The film may ask for a bit of patience from its audience in the opening act but once the action arrives it comes fast and hard. The first hour teases with just the aforementioned demonstration sequences, a chase scene and Yuda's first encounter with local gangster Johni and then delivers up the full meal in the back half of the picture, the final hour and ten minutes rushing virtually non-stop between high energy, fight intensive set pieces. The fighting is very diverse with every sequence designed to showcase a different aspect of Yuda's skills, neatly balancing technical fighting with a touch of improvisational Jackie Chan style stunt work and raw ass kickery. Silat - at least the variant of silat employed here - is an unusual combination of hard and soft martial arts styles - the hands re-directing while the elbows and knees strike - and Evans shoots his fights with wide, long shots designed to both showcase the fighting style itself and the obvious skills of his star.

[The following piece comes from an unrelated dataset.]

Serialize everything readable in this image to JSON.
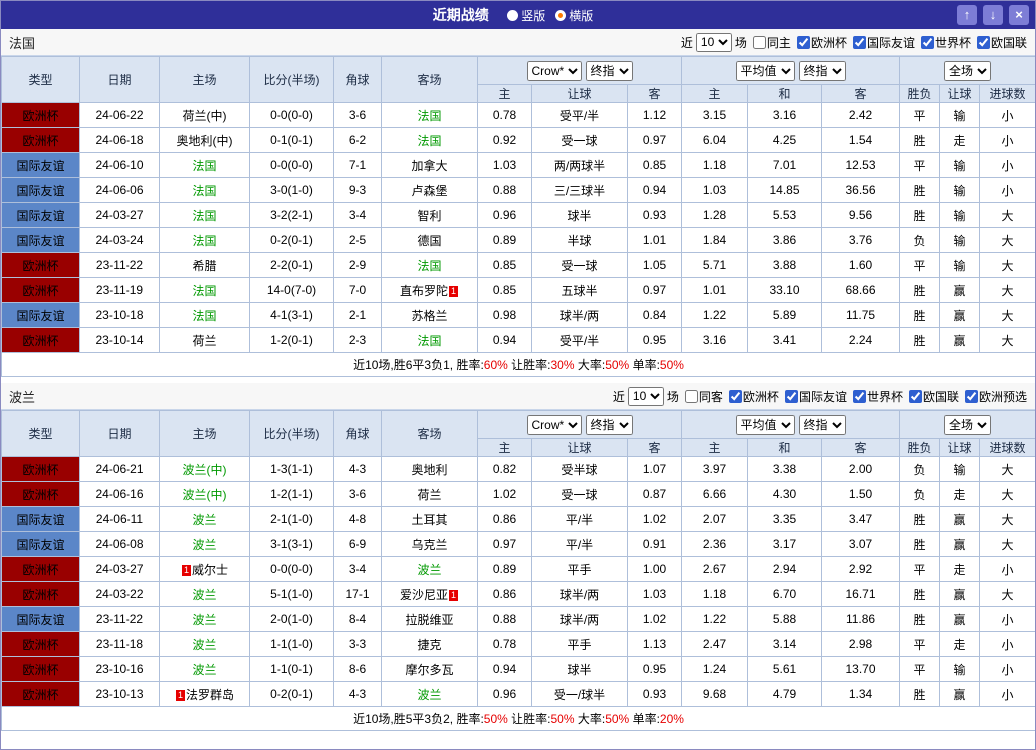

Which leads us to Iko Uwais as Yuda. A first time actor who has trained in silat for over fifteen years, Uwais' fight skills have never really been in doubt, not since producers released a behind the scenes training video that showed his preparations for the film. The question was could he act. And the answer is a very resounding yes. Blessed with natural charisma and screen presence along with a script that plays to his natural strengths, Uwais is clearly a major star in the making - a fact borne out by the swarm of instant fans who came to him for autographs and photos not just after the film but for the remainder of the night. Thanks to some obvious physical similarities Uwais will likely field comparisons to Ong Bak's Tony Jaa for the rest of his career but Uwais has a comfort with himself on camera and an ease to his delivery that Jaa has never had.
Boasting very strong technical values, a deceptively simple story that packs an emotional punch, and universally strong performances from a cast blending experienced actors with those making their screen debuts Merantau serves very loud notice that Indonesia is back in the action game, riding on the back of their first legitimate martial arts star since Barry Prima. This particular version of the film undoubtedly runs longer than what international audiences are used to, with a heavier emphasis on domestic drama in the early going, but with a shorter international cut currently in the works - at the time of this writing it looks as though that version will come in at one hour and forty six minutes - that issue should soon be disappearing.